The open-concept kitchen offers plenty of hidden storage with a walk-in pantry, wood-paneled appliance garage and a whopping four-door Sub-Zero refrigerator with more than 30 cubic feet of cooling capacity. A matching wet bar faces the living room and is outfitted with an undercounter beverage center and kegerator with a dual faucet. Steps away in the garage is a 500 bottle climate-controlled wine cellar.
Tropical accents can be found throughout the home, such as the lauhala ceiling treatment in the grand lanai and formal dining room, a capiz shell accent wall and mahogany hardwood flooring throughout. Local interior designer Shari Saiki is responsible for the highly curated design scheme; the home achieves a modern island look with a touch of bling to reflect Bing’s feminine taste. Textured accent walls, metallic lighting fixtures and natural wood pieces attract the eye to distinct visual compositions that anchor the four corners of the family common area.
Toward the back of the house, the Iosivas boys can be found in the recreation room where they enjoy playing pool and arcade games. “We built that room with soundproof QuietRock drywall so the boys can play music or watch movies without disturbing us or the neighbors,” says Mihai. “That’s their space to have fun.”

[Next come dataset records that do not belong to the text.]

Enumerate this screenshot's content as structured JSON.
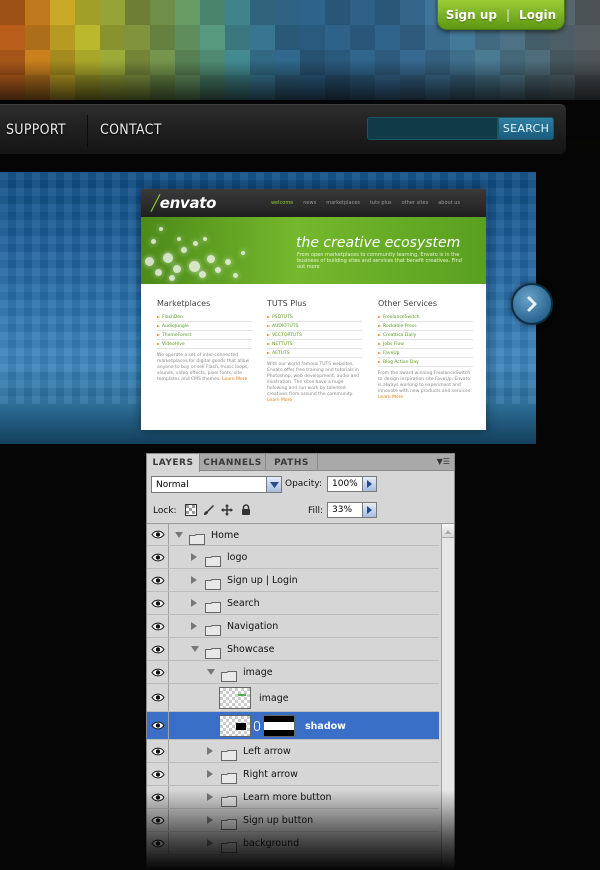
{
  "auth": {
    "signup_label": "Sign up",
    "separator": "|",
    "login_label": "Login"
  },
  "nav": {
    "support_label": "SUPPORT",
    "contact_label": "CONTACT",
    "search_button_label": "SEARCH"
  },
  "mosaic_colors": [
    "#b05a1a",
    "#c07a1c",
    "#b79a22",
    "#a9a729",
    "#8f9b33",
    "#7a8c3a",
    "#6f8f48",
    "#5f8e5c",
    "#4f8b73",
    "#3d7e84",
    "#346f8a",
    "#2f6384",
    "#2a5a7e",
    "#2b597c",
    "#2c5c7f",
    "#2f5f84",
    "#356489",
    "#3a6a8c",
    "#3f6e8b",
    "#446f86",
    "#496d7f",
    "#4b6774",
    "#4d5f66",
    "#4f5558"
  ],
  "showcase": {
    "brand": "envato",
    "top_nav": [
      "welcome",
      "news",
      "marketplaces",
      "tuts plus",
      "other sites",
      "about us"
    ],
    "hero_title": "the creative ecosystem",
    "hero_desc": "From open marketplaces to community learning, Envato is in the business of building sites and services that benefit creatives. Find out more",
    "columns": [
      {
        "title": "Marketplaces",
        "items": [
          "FlashDen",
          "AudioJungle",
          "ThemeForest",
          "VideoHive"
        ],
        "desc": "We operate a set of inter-connected marketplaces for digital goods that allow anyone to buy or sell Flash, music loops, sounds, video effects, pixel fonts, site templates and CMS themes.",
        "more": "Learn More"
      },
      {
        "title": "TUTS Plus",
        "items": [
          "PSDTUTS",
          "AUDIOTUTS",
          "VECTORTUTS",
          "NETTUTS",
          "AETUTS"
        ],
        "desc": "With our world famous TUTS websites, Envato offer free training and tutorials in Photoshop, web development, audio and illustration. The sites have a huge following and run work by talented creatives from around the community.",
        "more": "Learn More"
      },
      {
        "title": "Other Services",
        "items": [
          "FreelanceSwitch",
          "Rockable Press",
          "Creattica Daily",
          "Jobs Flow",
          "FaveUp",
          "Blog Action Day"
        ],
        "desc": "From the award winning FreelanceSwitch to design inspiration site FaveUp, Envato is always working to experiment and innovate with new products and services.",
        "more": "Learn More"
      }
    ]
  },
  "panel": {
    "tabs": [
      "LAYERS",
      "CHANNELS",
      "PATHS"
    ],
    "blend_mode": "Normal",
    "opacity_label": "Opacity:",
    "opacity_value": "100%",
    "lock_label": "Lock:",
    "fill_label": "Fill:",
    "fill_value": "33%",
    "layers": [
      {
        "name": "Home"
      },
      {
        "name": "logo"
      },
      {
        "name": "Sign up   |   Login"
      },
      {
        "name": "Search"
      },
      {
        "name": "Navigation"
      },
      {
        "name": "Showcase"
      },
      {
        "name": "image"
      },
      {
        "name": "image"
      },
      {
        "name": "shadow"
      },
      {
        "name": "Left arrow"
      },
      {
        "name": "Right arrow"
      },
      {
        "name": "Learn more button"
      },
      {
        "name": "Sign up  button"
      },
      {
        "name": "background"
      }
    ]
  }
}
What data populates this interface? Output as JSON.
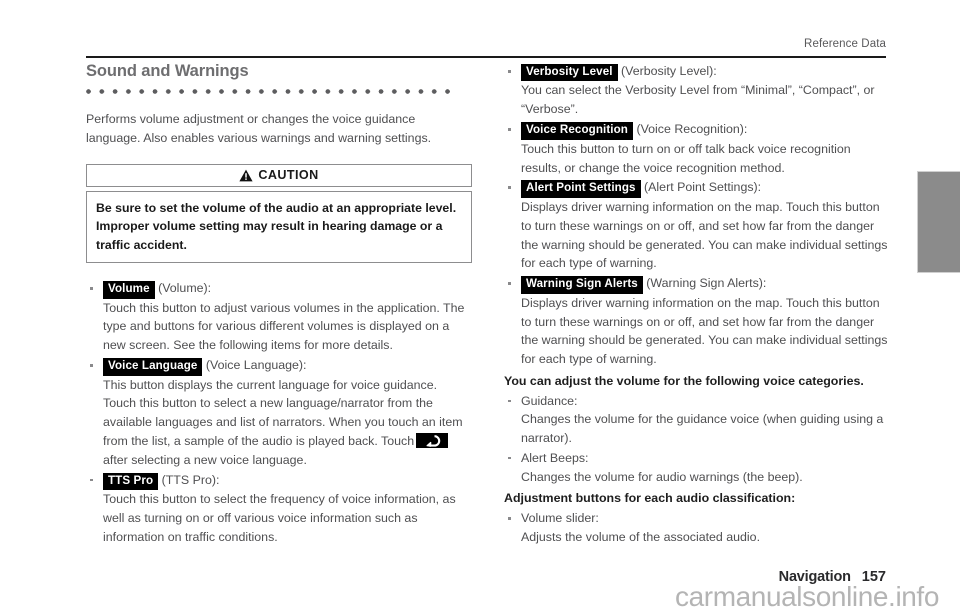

Today, the Iosivas family often entertains friends and visitors at their private hideaway facing the water. “Our guests joke and call our home a resort,” says Mihai. But in a way, it’s true. Homeworks Construction’s project oversight and thoughtful partnership with the family have created a restful retreat in the heart of Hawaii Kai.
The entire home is outfitted with thoughtful tech amenities for the comfort of the family and long-term functionality. The primary rooms of the home are equipped with a multizone sound system that allows users to play separate audio for each room using wireless Bluetooth technology.
Split system air conditioning with recessed units are built into each bedroom, and the common areas are equipped with central air conditioning capacity behind the drywall if the family decides they need it in the future. For now, the common areas are kept cool through passive cooling features such as mechanized sun shades, louvered windows and sliding glass doors that allow cool air to blow in from the waterfront.
Behind the scenes, a PV solar system in the garage is equipped with electricity net-metering and battery supply options, which provide the residence with up to 16 kilowatts, or 12 hours, of electricity. The PV system also connects to a satellite, so the family has access to Wi-Fi even when local service is down.